═════ Records to process

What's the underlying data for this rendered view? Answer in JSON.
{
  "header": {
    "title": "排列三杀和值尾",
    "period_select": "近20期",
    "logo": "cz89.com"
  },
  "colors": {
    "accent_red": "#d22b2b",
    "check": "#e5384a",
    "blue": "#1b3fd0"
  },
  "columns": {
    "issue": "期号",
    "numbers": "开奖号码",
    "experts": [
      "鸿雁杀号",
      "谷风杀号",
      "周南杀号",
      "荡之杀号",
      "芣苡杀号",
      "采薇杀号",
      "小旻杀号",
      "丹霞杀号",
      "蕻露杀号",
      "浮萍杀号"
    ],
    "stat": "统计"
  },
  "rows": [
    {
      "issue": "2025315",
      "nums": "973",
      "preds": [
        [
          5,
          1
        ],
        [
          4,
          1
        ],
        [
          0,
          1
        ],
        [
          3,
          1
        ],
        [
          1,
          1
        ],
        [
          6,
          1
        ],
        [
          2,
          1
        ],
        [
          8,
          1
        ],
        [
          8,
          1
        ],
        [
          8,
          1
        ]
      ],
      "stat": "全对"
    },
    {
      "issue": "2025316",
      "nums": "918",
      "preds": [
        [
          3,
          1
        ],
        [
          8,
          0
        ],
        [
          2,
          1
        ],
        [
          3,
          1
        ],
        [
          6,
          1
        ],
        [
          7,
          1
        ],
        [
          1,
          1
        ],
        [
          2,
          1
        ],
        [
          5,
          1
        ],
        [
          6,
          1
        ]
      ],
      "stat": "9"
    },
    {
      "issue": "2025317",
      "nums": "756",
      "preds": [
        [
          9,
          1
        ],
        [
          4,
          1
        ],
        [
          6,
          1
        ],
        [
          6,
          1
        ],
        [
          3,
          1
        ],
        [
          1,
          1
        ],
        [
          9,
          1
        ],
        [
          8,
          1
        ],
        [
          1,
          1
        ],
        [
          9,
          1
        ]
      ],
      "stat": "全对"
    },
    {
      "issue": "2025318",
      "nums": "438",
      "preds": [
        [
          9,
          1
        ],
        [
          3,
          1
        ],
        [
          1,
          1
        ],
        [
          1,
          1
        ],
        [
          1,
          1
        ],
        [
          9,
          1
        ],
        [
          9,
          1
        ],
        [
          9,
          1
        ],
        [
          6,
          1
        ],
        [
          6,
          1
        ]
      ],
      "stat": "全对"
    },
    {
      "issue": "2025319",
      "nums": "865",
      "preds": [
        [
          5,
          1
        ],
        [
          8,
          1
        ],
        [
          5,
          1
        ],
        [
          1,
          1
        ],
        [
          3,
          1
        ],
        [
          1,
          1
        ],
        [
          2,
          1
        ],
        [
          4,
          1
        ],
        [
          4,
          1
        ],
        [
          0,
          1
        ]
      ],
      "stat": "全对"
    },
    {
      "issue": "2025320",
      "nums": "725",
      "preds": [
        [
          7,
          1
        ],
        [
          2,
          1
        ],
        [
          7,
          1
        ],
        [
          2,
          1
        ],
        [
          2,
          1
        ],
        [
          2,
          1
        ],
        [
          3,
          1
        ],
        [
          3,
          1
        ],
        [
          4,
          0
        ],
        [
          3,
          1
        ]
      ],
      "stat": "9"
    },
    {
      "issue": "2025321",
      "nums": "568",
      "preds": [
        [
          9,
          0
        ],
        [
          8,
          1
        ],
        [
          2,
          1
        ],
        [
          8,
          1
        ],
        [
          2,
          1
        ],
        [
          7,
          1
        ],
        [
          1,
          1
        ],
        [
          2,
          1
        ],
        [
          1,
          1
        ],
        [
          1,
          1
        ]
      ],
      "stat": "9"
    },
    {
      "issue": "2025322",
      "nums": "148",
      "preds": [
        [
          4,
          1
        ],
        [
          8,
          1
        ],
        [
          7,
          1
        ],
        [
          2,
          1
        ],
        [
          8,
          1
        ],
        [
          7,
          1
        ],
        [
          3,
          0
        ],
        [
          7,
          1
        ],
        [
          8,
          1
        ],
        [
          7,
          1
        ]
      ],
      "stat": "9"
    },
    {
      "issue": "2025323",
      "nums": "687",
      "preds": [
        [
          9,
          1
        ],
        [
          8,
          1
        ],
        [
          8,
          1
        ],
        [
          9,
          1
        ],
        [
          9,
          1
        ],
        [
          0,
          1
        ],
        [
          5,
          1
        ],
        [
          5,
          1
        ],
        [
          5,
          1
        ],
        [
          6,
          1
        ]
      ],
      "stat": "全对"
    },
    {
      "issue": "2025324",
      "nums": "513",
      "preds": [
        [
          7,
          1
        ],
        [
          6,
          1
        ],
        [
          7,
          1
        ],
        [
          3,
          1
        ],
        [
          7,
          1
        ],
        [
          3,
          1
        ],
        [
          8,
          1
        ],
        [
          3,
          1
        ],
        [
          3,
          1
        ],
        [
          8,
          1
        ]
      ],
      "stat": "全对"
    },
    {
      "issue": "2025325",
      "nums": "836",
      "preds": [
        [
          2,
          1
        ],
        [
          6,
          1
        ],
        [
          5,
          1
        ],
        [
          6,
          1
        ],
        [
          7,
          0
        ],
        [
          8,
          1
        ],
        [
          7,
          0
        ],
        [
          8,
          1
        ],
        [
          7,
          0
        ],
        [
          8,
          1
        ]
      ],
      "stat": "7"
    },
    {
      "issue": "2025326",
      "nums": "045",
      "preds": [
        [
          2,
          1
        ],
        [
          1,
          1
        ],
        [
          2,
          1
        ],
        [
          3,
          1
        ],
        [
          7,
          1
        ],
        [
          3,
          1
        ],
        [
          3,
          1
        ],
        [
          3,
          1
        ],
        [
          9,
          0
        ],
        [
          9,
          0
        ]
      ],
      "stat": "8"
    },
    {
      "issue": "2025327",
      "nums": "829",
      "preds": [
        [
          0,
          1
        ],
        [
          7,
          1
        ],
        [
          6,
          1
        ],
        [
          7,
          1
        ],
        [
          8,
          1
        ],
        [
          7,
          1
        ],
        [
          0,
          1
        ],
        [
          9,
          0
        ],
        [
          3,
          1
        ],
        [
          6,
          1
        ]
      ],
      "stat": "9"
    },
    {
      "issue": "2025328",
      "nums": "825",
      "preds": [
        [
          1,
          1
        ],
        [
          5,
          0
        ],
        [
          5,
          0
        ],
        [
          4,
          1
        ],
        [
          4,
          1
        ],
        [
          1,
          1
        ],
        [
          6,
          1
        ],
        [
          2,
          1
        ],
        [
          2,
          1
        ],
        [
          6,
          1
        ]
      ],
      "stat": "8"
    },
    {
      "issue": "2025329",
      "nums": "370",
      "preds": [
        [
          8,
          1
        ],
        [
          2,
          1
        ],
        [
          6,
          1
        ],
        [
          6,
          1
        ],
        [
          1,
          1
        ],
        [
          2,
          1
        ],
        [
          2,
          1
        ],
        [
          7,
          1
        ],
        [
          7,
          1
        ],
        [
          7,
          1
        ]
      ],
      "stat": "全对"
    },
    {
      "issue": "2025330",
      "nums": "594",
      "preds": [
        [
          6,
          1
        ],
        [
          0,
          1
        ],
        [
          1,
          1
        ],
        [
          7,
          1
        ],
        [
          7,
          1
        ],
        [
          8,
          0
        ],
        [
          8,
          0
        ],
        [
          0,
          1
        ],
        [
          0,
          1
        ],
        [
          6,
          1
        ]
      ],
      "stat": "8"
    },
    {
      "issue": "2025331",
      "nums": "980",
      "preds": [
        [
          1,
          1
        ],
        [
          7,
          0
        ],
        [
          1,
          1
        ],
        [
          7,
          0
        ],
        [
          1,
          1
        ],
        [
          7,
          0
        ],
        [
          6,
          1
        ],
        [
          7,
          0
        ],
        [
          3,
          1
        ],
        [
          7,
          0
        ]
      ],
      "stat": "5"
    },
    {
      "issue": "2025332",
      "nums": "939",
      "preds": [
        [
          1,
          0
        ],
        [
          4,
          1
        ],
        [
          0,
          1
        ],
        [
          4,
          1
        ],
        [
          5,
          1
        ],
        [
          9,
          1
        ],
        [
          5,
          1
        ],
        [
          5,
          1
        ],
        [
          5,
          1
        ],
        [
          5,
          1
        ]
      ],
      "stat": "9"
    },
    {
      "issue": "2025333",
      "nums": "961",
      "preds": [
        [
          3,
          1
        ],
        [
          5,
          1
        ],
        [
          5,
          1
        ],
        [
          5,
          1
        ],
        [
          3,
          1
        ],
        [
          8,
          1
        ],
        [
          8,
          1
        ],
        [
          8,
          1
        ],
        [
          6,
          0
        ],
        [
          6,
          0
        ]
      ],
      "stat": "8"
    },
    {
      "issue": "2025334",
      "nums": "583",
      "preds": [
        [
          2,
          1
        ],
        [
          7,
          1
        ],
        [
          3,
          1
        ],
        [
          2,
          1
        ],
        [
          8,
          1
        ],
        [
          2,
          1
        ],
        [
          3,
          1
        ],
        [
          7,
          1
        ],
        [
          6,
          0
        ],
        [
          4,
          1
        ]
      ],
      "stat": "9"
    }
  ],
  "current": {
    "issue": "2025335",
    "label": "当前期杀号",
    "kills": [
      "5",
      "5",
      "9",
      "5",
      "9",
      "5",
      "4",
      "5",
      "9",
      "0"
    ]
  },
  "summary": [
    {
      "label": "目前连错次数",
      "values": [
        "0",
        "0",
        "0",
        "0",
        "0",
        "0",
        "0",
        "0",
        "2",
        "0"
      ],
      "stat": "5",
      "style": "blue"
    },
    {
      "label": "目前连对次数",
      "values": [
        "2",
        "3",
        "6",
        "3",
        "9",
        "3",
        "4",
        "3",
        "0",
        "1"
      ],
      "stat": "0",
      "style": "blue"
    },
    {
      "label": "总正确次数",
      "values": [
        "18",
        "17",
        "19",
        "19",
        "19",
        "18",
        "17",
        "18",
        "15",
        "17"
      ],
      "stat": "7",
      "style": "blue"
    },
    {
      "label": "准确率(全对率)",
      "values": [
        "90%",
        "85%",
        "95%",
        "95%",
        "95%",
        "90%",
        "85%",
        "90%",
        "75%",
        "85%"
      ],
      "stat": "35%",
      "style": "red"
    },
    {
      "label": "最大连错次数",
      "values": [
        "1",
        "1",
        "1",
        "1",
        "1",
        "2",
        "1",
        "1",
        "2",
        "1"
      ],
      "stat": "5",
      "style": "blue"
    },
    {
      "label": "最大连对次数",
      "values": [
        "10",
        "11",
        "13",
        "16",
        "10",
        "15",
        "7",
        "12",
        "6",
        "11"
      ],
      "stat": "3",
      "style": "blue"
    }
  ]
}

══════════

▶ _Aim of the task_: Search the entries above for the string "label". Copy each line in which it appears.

▶ _Exercise output_:
    "label": "当前期杀号",
      "label": "目前连错次数",
      "label": "目前连对次数",
      "label": "总正确次数",
      "label": "准确率(全对率)",
      "label": "最大连错次数",
      "label": "最大连对次数",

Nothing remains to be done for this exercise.